● WHAT YOU NEED TO DO
A precise repetition of every line below is the required answer.

● RECORD SET
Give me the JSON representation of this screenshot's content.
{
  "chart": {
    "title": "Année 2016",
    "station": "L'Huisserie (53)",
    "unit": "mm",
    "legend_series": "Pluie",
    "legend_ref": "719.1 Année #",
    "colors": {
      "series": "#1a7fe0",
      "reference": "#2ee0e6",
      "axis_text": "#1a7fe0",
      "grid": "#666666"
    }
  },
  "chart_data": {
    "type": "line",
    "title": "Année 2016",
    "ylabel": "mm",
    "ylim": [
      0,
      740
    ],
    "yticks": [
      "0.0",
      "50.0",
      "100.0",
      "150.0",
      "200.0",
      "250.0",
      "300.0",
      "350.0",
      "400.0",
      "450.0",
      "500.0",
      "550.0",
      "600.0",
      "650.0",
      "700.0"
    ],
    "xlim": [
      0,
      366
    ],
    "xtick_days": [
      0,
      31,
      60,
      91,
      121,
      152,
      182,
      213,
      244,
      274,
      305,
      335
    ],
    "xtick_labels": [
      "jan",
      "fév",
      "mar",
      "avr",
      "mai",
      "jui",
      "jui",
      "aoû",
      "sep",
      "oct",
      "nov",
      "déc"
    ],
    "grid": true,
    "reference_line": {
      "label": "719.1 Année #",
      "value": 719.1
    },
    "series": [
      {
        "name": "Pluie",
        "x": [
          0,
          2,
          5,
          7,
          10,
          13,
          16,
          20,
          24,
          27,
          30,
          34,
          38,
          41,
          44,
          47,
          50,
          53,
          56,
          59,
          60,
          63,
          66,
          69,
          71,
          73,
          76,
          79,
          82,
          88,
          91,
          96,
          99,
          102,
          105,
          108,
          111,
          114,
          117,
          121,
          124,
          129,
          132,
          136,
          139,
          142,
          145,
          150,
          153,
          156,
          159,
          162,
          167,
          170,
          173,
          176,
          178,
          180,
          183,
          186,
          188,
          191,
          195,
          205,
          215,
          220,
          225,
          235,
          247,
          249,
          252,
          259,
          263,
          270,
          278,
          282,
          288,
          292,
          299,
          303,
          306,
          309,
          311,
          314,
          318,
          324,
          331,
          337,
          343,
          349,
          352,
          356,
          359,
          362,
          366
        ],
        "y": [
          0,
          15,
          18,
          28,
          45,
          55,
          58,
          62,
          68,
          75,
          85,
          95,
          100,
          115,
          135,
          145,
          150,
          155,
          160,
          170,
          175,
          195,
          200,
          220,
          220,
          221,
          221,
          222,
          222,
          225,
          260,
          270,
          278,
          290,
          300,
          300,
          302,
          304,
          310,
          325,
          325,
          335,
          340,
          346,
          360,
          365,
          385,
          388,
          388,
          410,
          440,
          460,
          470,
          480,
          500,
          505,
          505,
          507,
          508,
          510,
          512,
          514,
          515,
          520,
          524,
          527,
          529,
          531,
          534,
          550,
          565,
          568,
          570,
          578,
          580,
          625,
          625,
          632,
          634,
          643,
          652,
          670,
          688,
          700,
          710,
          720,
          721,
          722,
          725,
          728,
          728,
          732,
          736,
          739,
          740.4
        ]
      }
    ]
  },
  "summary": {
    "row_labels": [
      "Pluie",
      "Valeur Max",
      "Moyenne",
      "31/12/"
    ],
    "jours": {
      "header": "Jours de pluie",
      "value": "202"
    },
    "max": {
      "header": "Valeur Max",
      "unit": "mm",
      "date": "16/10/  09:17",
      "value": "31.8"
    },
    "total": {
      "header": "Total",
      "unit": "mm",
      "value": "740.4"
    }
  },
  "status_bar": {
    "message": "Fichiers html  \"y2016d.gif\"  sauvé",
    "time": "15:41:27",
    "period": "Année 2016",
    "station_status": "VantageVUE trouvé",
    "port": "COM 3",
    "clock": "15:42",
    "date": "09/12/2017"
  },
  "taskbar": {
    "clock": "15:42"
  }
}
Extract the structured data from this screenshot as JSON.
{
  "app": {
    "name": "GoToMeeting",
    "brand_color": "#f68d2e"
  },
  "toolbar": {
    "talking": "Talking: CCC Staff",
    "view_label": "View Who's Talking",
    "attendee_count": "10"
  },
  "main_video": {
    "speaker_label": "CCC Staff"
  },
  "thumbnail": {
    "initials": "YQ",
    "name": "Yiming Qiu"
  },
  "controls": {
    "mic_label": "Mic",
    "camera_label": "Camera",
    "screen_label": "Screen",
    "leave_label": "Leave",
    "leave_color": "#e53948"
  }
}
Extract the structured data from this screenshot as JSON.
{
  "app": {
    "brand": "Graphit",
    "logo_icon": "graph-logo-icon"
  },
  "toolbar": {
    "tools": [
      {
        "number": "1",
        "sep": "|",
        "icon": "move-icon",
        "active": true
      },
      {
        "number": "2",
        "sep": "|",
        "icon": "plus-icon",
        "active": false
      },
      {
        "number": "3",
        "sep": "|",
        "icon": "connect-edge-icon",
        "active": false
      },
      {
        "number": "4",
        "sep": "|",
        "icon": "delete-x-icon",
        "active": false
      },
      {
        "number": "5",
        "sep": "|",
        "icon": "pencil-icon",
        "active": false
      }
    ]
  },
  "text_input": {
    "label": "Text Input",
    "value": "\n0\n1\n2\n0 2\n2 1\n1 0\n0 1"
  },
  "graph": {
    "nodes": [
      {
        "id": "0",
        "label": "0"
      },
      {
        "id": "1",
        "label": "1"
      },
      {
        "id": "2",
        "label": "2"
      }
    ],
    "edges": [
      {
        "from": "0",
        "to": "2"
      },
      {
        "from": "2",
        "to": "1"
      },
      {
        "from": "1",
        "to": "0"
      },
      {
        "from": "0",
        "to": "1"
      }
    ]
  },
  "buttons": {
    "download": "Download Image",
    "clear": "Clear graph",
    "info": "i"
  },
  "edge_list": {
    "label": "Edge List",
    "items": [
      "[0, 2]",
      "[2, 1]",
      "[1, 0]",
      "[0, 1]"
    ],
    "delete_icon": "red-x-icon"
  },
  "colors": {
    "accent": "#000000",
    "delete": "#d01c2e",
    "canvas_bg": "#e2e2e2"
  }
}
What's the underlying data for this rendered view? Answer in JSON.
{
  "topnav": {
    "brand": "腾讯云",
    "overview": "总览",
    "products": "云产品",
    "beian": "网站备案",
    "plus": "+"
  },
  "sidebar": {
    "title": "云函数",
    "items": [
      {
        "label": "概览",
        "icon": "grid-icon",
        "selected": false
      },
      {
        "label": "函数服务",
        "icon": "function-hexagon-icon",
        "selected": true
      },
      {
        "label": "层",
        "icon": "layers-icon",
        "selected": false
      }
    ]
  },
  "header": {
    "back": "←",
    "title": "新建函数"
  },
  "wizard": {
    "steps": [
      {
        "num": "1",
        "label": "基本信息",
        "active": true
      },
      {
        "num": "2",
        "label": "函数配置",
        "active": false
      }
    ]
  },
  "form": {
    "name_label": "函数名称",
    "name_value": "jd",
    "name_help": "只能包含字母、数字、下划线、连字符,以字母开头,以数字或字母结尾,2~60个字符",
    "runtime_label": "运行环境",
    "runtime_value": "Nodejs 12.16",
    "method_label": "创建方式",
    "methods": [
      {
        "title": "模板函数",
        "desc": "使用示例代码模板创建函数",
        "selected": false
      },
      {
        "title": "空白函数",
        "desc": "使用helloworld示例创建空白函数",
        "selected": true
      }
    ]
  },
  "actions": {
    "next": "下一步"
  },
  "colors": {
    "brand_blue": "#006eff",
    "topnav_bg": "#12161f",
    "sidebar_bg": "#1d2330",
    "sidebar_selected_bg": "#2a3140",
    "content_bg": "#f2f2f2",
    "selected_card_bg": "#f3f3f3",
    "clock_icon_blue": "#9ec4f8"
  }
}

● RESPONSE
Give me the JSON representation of this screenshot's content.
{
  "chart": {
    "title": "Année 2016",
    "station": "L'Huisserie (53)",
    "unit": "mm",
    "legend_series": "Pluie",
    "legend_ref": "719.1 Année #",
    "colors": {
      "series": "#1a7fe0",
      "reference": "#2ee0e6",
      "axis_text": "#1a7fe0",
      "grid": "#666666"
    }
  },
  "chart_data": {
    "type": "line",
    "title": "Année 2016",
    "ylabel": "mm",
    "ylim": [
      0,
      740
    ],
    "yticks": [
      "0.0",
      "50.0",
      "100.0",
      "150.0",
      "200.0",
      "250.0",
      "300.0",
      "350.0",
      "400.0",
      "450.0",
      "500.0",
      "550.0",
      "600.0",
      "650.0",
      "700.0"
    ],
    "xlim": [
      0,
      366
    ],
    "xtick_days": [
      0,
      31,
      60,
      91,
      121,
      152,
      182,
      213,
      244,
      274,
      305,
      335
    ],
    "xtick_labels": [
      "jan",
      "fév",
      "mar",
      "avr",
      "mai",
      "jui",
      "jui",
      "aoû",
      "sep",
      "oct",
      "nov",
      "déc"
    ],
    "grid": true,
    "reference_line": {
      "label": "719.1 Année #",
      "value": 719.1
    },
    "series": [
      {
        "name": "Pluie",
        "x": [
          0,
          2,
          5,
          7,
          10,
          13,
          16,
          20,
          24,
          27,
          30,
          34,
          38,
          41,
          44,
          47,
          50,
          53,
          56,
          59,
          60,
          63,
          66,
          69,
          71,
          73,
          76,
          79,
          82,
          88,
          91,
          96,
          99,
          102,
          105,
          108,
          111,
          114,
          117,
          121,
          124,
          129,
          132,
          136,
          139,
          142,
          145,
          150,
          153,
          156,
          159,
          162,
          167,
          170,
          173,
          176,
          178,
          180,
          183,
          186,
          188,
          191,
          195,
          205,
          215,
          220,
          225,
          235,
          247,
          249,
          252,
          259,
          263,
          270,
          278,
          282,
          288,
          292,
          299,
          303,
          306,
          309,
          311,
          314,
          318,
          324,
          331,
          337,
          343,
          349,
          352,
          356,
          359,
          362,
          366
        ],
        "y": [
          0,
          15,
          18,
          28,
          45,
          55,
          58,
          62,
          68,
          75,
          85,
          95,
          100,
          115,
          135,
          145,
          150,
          155,
          160,
          170,
          175,
          195,
          200,
          220,
          220,
          221,
          221,
          222,
          222,
          225,
          260,
          270,
          278,
          290,
          300,
          300,
          302,
          304,
          310,
          325,
          325,
          335,
          340,
          346,
          360,
          365,
          385,
          388,
          388,
          410,
          440,
          460,
          470,
          480,
          500,
          505,
          505,
          507,
          508,
          510,
          512,
          514,
          515,
          520,
          524,
          527,
          529,
          531,
          534,
          550,
          565,
          568,
          570,
          578,
          580,
          625,
          625,
          632,
          634,
          643,
          652,
          670,
          688,
          700,
          710,
          720,
          721,
          722,
          725,
          728,
          728,
          732,
          736,
          739,
          740.4
        ]
      }
    ]
  },
  "summary": {
    "row_labels": [
      "Pluie",
      "Valeur Max",
      "Moyenne",
      "31/12/"
    ],
    "jours": {
      "header": "Jours de pluie",
      "value": "202"
    },
    "max": {
      "header": "Valeur Max",
      "unit": "mm",
      "date": "16/10/  09:17",
      "value": "31.8"
    },
    "total": {
      "header": "Total",
      "unit": "mm",
      "value": "740.4"
    }
  },
  "status_bar": {
    "message": "Fichiers html  \"y2016d.gif\"  sauvé",
    "time": "15:41:27",
    "period": "Année 2016",
    "station_status": "VantageVUE trouvé",
    "port": "COM 3",
    "clock": "15:42",
    "date": "09/12/2017"
  },
  "taskbar": {
    "clock": "15:42"
  }
}
Extract the structured data from this screenshot as JSON.
{
  "app": {
    "name": "GoToMeeting",
    "brand_color": "#f68d2e"
  },
  "toolbar": {
    "talking": "Talking: CCC Staff",
    "view_label": "View Who's Talking",
    "attendee_count": "10"
  },
  "main_video": {
    "speaker_label": "CCC Staff"
  },
  "thumbnail": {
    "initials": "YQ",
    "name": "Yiming Qiu"
  },
  "controls": {
    "mic_label": "Mic",
    "camera_label": "Camera",
    "screen_label": "Screen",
    "leave_label": "Leave",
    "leave_color": "#e53948"
  }
}
Extract the structured data from this screenshot as JSON.
{
  "app": {
    "brand": "Graphit",
    "logo_icon": "graph-logo-icon"
  },
  "toolbar": {
    "tools": [
      {
        "number": "1",
        "sep": "|",
        "icon": "move-icon",
        "active": true
      },
      {
        "number": "2",
        "sep": "|",
        "icon": "plus-icon",
        "active": false
      },
      {
        "number": "3",
        "sep": "|",
        "icon": "connect-edge-icon",
        "active": false
      },
      {
        "number": "4",
        "sep": "|",
        "icon": "delete-x-icon",
        "active": false
      },
      {
        "number": "5",
        "sep": "|",
        "icon": "pencil-icon",
        "active": false
      }
    ]
  },
  "text_input": {
    "label": "Text Input",
    "value": "\n0\n1\n2\n0 2\n2 1\n1 0\n0 1"
  },
  "graph": {
    "nodes": [
      {
        "id": "0",
        "label": "0"
      },
      {
        "id": "1",
        "label": "1"
      },
      {
        "id": "2",
        "label": "2"
      }
    ],
    "edges": [
      {
        "from": "0",
        "to": "2"
      },
      {
        "from": "2",
        "to": "1"
      },
      {
        "from": "1",
        "to": "0"
      },
      {
        "from": "0",
        "to": "1"
      }
    ]
  },
  "buttons": {
    "download": "Download Image",
    "clear": "Clear graph",
    "info": "i"
  },
  "edge_list": {
    "label": "Edge List",
    "items": [
      "[0, 2]",
      "[2, 1]",
      "[1, 0]",
      "[0, 1]"
    ],
    "delete_icon": "red-x-icon"
  },
  "colors": {
    "accent": "#000000",
    "delete": "#d01c2e",
    "canvas_bg": "#e2e2e2"
  }
}
What's the underlying data for this rendered view? Answer in JSON.
{
  "topnav": {
    "brand": "腾讯云",
    "overview": "总览",
    "products": "云产品",
    "beian": "网站备案",
    "plus": "+"
  },
  "sidebar": {
    "title": "云函数",
    "items": [
      {
        "label": "概览",
        "icon": "grid-icon",
        "selected": false
      },
      {
        "label": "函数服务",
        "icon": "function-hexagon-icon",
        "selected": true
      },
      {
        "label": "层",
        "icon": "layers-icon",
        "selected": false
      }
    ]
  },
  "header": {
    "back": "←",
    "title": "新建函数"
  },
  "wizard": {
    "steps": [
      {
        "num": "1",
        "label": "基本信息",
        "active": true
      },
      {
        "num": "2",
        "label": "函数配置",
        "active": false
      }
    ]
  },
  "form": {
    "name_label": "函数名称",
    "name_value": "jd",
    "name_help": "只能包含字母、数字、下划线、连字符,以字母开头,以数字或字母结尾,2~60个字符",
    "runtime_label": "运行环境",
    "runtime_value": "Nodejs 12.16",
    "method_label": "创建方式",
    "methods": [
      {
        "title": "模板函数",
        "desc": "使用示例代码模板创建函数",
        "selected": false
      },
      {
        "title": "空白函数",
        "desc": "使用helloworld示例创建空白函数",
        "selected": true
      }
    ]
  },
  "actions": {
    "next": "下一步"
  },
  "colors": {
    "brand_blue": "#006eff",
    "topnav_bg": "#12161f",
    "sidebar_bg": "#1d2330",
    "sidebar_selected_bg": "#2a3140",
    "content_bg": "#f2f2f2",
    "selected_card_bg": "#f3f3f3",
    "clock_icon_blue": "#9ec4f8"
  }
}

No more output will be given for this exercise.